The result must match the data exactly, line for line.

Input for this task:
╭──

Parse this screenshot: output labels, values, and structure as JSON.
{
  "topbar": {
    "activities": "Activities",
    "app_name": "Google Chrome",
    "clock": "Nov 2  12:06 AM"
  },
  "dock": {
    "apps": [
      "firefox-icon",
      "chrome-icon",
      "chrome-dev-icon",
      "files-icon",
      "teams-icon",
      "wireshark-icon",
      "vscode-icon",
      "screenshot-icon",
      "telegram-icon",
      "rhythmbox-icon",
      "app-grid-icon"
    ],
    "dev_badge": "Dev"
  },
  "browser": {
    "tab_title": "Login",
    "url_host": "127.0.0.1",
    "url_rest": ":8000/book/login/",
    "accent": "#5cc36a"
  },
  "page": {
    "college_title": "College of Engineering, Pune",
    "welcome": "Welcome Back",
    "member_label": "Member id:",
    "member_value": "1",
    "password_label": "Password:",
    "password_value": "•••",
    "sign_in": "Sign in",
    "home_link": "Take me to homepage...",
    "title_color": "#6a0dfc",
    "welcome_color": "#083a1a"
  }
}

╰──

Written solution:
Parse this screenshot: output labels, values, and structure as JSON.
{
  "topbar": {
    "activities": "Activities",
    "app_name": "Google Chrome",
    "clock": "Nov 2  12:06 AM"
  },
  "dock": {
    "apps": [
      "firefox-icon",
      "chrome-icon",
      "chrome-dev-icon",
      "files-icon",
      "teams-icon",
      "wireshark-icon",
      "vscode-icon",
      "screenshot-icon",
      "telegram-icon",
      "rhythmbox-icon",
      "app-grid-icon"
    ],
    "dev_badge": "Dev"
  },
  "browser": {
    "tab_title": "Login",
    "url_host": "127.0.0.1",
    "url_rest": ":8000/book/login/",
    "accent": "#5cc36a"
  },
  "page": {
    "college_title": "College of Engineering, Pune",
    "welcome": "Welcome Back",
    "member_label": "Member id:",
    "member_value": "1",
    "password_label": "Password:",
    "password_value": "•••",
    "sign_in": "Sign in",
    "home_link": "Take me to homepage...",
    "title_color": "#6a0dfc",
    "welcome_color": "#083a1a"
  }
}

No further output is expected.